SB 68, requiring an employer to provide reasonable accommodations for pregnant employees.

10:30 a.m.

SB 69-FN, requiring employers to provide access to a sufficient space for nursing mothers and reasonable break time.







10:00 a.m.

SB 31, relative to voter checklists and modifying the absentee ballot affidavit.

10:30 a.m.

SB 46, relative to the use of electronic poll books by cities and towns.

11:15 a.m.

SB 54, relative to the absentee ballot application form.

Senate Calendar

All hearings will be held remotely. See the Senate calendar for links to join each hearing.



MONDAY, MARCH 29, 2021




1:00 p.m.

HB 256, adding members from Londonderry to the commission to investigate and analyze the environmental and public health impacts relating to releases of perfluorinated chemicals into the air, soil, and groundwater in Merrimack, Bedford, and Litchfield.

1:15 p.m.

HB 73, relative to public notice requirements for certain permits issued by the department of environmental services.







9:10 a.m.

HB 302, relative to the creation and use of electronic records by government agencies.

Senate Floor Action

Thursday, March 25, 2021 

HB 173-FN, requiring the independent investment committee of the New Hampshire retirement system to report investment fees.  Passed. 

HB 383, relative to the quarterly or semi-annual collection of taxes in certain municipalities.

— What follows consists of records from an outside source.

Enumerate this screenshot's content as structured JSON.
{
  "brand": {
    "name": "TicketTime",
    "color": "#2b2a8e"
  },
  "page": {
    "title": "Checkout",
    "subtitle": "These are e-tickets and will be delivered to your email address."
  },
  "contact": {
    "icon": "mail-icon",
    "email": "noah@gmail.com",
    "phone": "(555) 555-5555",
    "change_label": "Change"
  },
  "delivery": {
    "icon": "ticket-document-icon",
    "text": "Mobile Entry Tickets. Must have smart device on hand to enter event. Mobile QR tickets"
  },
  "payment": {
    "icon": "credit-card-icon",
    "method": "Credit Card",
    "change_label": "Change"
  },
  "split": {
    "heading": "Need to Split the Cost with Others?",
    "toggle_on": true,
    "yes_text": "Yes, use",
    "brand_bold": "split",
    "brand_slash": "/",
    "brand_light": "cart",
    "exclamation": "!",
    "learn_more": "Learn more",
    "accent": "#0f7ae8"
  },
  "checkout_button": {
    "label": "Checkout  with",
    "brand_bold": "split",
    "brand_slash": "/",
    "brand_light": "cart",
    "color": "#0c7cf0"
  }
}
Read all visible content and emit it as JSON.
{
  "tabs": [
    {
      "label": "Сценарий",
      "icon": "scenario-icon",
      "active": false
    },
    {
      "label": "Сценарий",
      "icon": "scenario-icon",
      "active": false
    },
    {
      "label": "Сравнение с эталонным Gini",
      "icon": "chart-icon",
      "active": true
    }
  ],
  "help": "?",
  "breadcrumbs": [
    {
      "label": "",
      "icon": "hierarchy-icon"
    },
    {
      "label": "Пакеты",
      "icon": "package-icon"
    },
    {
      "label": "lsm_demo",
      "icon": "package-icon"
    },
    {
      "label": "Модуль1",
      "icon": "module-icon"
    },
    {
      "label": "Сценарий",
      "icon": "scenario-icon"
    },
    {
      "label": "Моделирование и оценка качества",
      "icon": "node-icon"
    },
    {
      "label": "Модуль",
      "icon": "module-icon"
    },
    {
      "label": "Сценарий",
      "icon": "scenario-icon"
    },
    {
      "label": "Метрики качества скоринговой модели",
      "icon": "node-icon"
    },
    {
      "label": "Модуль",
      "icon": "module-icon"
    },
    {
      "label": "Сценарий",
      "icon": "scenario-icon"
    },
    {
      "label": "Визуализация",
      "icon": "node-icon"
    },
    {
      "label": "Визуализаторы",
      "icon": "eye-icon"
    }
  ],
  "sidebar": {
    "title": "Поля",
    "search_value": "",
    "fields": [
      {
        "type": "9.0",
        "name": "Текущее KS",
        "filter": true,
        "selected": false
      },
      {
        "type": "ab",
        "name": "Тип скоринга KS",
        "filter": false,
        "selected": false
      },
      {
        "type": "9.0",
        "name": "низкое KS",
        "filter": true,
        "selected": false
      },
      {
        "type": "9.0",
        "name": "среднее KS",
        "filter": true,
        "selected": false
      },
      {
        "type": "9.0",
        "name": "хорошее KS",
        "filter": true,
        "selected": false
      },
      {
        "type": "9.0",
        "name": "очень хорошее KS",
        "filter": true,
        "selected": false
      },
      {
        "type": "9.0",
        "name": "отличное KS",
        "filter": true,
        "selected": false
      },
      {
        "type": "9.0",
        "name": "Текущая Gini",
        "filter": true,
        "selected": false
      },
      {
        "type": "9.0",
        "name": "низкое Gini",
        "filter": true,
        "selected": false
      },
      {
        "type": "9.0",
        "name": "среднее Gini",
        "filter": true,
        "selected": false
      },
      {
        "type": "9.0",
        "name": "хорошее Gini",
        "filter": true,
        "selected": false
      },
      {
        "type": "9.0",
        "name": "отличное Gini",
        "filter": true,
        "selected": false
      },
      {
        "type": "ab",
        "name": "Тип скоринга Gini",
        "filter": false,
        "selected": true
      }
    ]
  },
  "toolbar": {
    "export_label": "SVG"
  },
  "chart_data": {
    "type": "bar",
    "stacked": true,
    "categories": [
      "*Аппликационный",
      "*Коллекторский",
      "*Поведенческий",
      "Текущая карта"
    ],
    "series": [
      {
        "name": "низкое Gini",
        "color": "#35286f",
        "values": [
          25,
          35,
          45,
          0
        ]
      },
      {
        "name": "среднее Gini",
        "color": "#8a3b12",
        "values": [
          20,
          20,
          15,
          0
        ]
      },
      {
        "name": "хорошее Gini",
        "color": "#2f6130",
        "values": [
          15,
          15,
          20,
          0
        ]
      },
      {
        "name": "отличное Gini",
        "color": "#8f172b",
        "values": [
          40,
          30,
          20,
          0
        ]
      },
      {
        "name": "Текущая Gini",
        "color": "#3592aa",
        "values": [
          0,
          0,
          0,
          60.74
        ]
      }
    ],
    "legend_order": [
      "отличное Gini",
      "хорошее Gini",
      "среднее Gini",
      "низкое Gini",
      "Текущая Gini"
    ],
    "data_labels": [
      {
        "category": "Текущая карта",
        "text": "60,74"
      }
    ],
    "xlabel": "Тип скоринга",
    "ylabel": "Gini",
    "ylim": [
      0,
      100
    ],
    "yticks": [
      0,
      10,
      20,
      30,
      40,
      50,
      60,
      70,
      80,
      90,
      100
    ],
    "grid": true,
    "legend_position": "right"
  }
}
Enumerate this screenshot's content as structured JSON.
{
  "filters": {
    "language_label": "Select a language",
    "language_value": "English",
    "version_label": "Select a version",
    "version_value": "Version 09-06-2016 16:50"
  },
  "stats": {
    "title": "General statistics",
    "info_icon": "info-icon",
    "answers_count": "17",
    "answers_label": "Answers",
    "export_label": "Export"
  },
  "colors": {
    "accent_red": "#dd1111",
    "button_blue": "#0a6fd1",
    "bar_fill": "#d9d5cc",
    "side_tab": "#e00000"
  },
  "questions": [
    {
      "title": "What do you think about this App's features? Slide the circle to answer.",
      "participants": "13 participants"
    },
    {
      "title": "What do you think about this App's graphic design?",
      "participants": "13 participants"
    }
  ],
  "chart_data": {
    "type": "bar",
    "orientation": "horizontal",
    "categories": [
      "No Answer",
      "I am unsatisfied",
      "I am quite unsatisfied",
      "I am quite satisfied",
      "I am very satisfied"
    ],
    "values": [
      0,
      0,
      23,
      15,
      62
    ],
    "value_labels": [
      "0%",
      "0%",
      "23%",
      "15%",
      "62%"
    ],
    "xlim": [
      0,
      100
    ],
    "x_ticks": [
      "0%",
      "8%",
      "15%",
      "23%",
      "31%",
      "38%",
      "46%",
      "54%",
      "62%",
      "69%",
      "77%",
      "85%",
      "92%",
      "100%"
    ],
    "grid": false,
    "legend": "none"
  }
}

Passed. 

SB 72-FN-A-L, relative to a state share of retirement system contributions by employers. Laid on Table.  NHMA Policy

SB 85-FN, establishing a broadband matching grant initiative and fund.  Passed. 

SB 89, adopting omnibus legislation relative to election procedures and registers of probate. Passed with Amendment. 

SB 95-FN, adopting omnibus legislation relative to remote meetings and penalties for violation of privacy.  Passed with Amendment. 

SB 100, adopting omnibus legislation on commissions and committees. Passed with Amendment. 

SB 102, adopting omnibus legislation on property taxation. Passed with Amendment. 

SB 119-FN, relative to the ordinary death benefit in the retirement system.  Laid on Table. 

SB 127-FN-A-L, adopting omnibus legislation on appropriations. Laid on Table.  NHMA Policy.



Friday Membership call (1:00 – 2:00)

Apr. 6

2021 Local Officials Workshop (9:00 – 4:00)

Apr. 13

Webinar:  ZBA Basics (12:00 – 2:00)

Apr. 15

Right-to-Know Law: Public Meetings & Governmental Records (1:30 – 3:30)

Apr. 16

Membership Call including 2021 Legislative Half-Time Report (1:00 – 2:00)

Apr. 22

Recycling 101: Municipal Solid Waste & Recycling in NH (9:00 – 12:00)

Please visit www.nhmunicipal.org for the most up-to-date information regarding our upcoming virtual events. Click on the Events and Training tab to view the calendar.

For more information, please call NHMA’s Workshop registration line: (603) 230-3350.

2021 NHMA Legislative Bulletin 13

March 26, 2021


Margaret M.L Byrnes
Executive Director

Cordell A. Johnston
Government Affairs Counsel

Becky I. Benvenuti
Government Finance Advisor

Natch Greyes
Municipal Services Counsel

Timothy W. Fortier
Communications Coordinator

Pam Valley
Administrative Assistant

25 Triangle Park Drive
Concord NH 03301